Paris may not be as festive as Dublin or New York when it comes to celebrating St. Patrick’s Day; but rest assured, there are celebrations! Both expats and locals head to the city’s numerous Irish pubs and yes, there is green beer. (Who knew that Paris had “numerous Irish pubs?” Source)
You don’t have to head to Paris. If there are no macarons in your neck of the woods, you can order them from Dana’s Bakery, Macaron Café or Mad Mac. There are also Ladurée outposts in New York City and Miami, but we couldn’t find online ordering options for either.
Dana’s Bakery, which doesn’t make classic flavors*, has two green options right now: Key Lime Pie and Thin Mint. So if pistachio nuts are not your thing, she’s your gal.
While a classic pistachio macaron is filled with pistachio or vanilla ganache, or possibly chocolate ganache, we’ve found varieties from creative macaron artists that feature matcha ganache, peanut butter ganache, red bean jam and other fillings (like Dana’s chocolate mint and Key lime). Whatever your preference, include a bit of France in your St. Patrick’s Day celebration.
Plan in advance: green macarons (pistachio)
for St. Patrick’s Day. Photo courtesy Pierre
*The current flavors at Dana’s Bakery include Birthday Cake, Cookie Dough, Cotton Candy, Fruity Cereal, Jelly Doughnut, Orange Creamsicle, Peanut Butter & Jelly, S’mores and Strawberry Shortcake, among others.
WHO INVENTED MACARONS?
The ganache-filled meringue cookie sandwiches shown above are called Parisian macarons. The first macaroons, from Italy, were quite different: almond meringue cookies similar to today’s amaretti, with a crisp crust and a soft interior (see the photo at left).
The name derived from the Italian maccarone or maccherone, itself derived from ammaccare, meaning to crush or to beat. (The reference is to the crushed almonds or almond paste, which is the principal ingredient.)

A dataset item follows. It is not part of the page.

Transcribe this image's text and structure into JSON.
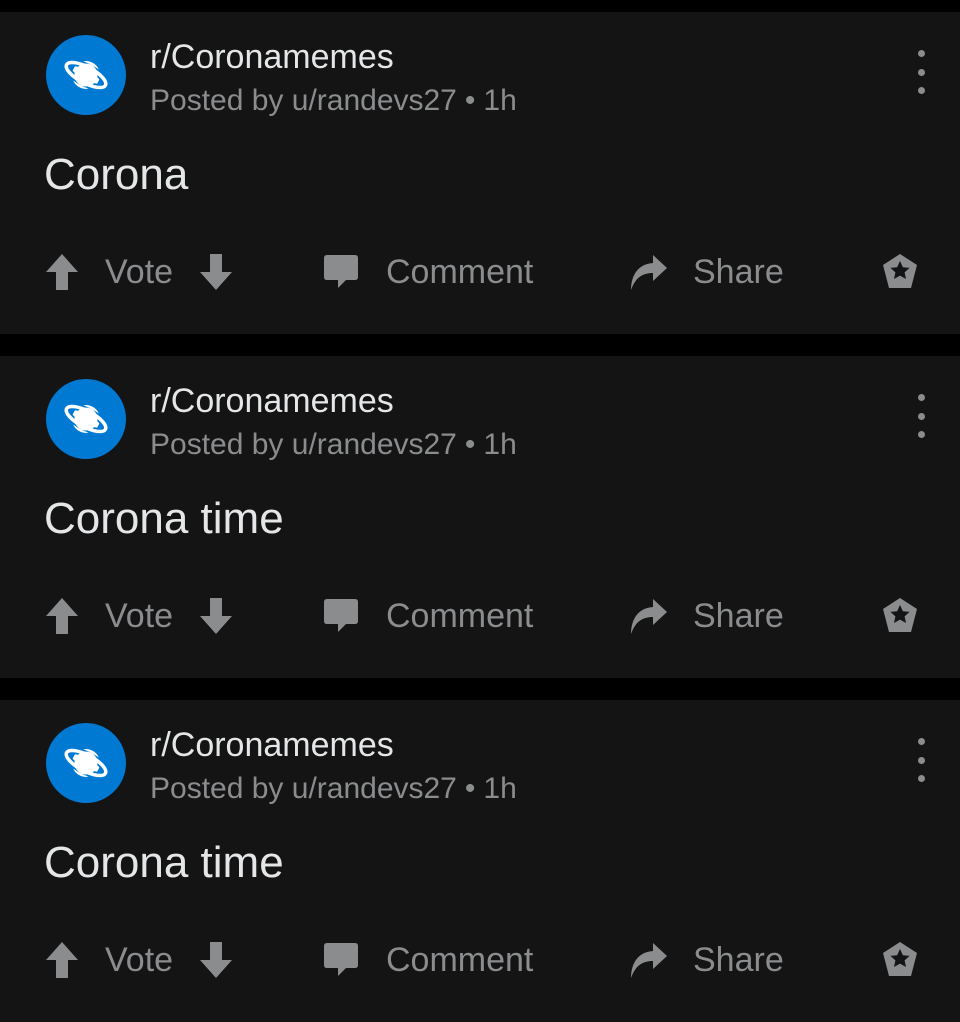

These original macaroons arrived in France in 1533 with the pastry chefs of Catherine de Medici, who married France’s King Henri II. More than two centuries later, two Benedictine nuns, seeking asylum in the town of Nancy during the French Revolution (1789-1799), paid for their housing by baking and selling the cookies.
According to Wikipedia, “[Pâtisserie] Ladurée’s rise to fame came in 1930 when his grandson, Pierre Desfontaines Ladurée, had the original idea of the double-decker, sticking two macaron shells together with a creamy ganache as filling.
The first versions combined two plain almond meringues with a filling of chocolate ganache; but today, various varieties of ganache, buttercream or jam are sandwiched between meringues of seemingly limitless colors and flavors.
Other stories variously give the invention date as “the beginning of the 20th century” and 1952. The latter date has credence if you believe the blog ParisPatisseries.com, that in 2012, Laduree hosted a 60th anniversary party for the macaron.
Here’s the history of macarons.
Italian Jews adopted the cookie because it has no flour or leavening, and thus can be enjoyed during the eight-day observation of Passover. It was introduced to other European Jews and became popular as a year-round sweet. Over time, coconut was added to the ground almonds and, in certain recipes, replaced them.
When the coconut cookies arrived in England and the U.S., macaron became macaroon. Until the Parisian macaron craze began within the last ten years, coconut macaroons were far more prevalent in the U.S. and the U.K. They’re a lot easier to make and transport than the fragile Parisian variety.
A tasting plate of amaretti, coconut macaroons and Parisian macarons would be an excellent “educational dessert.”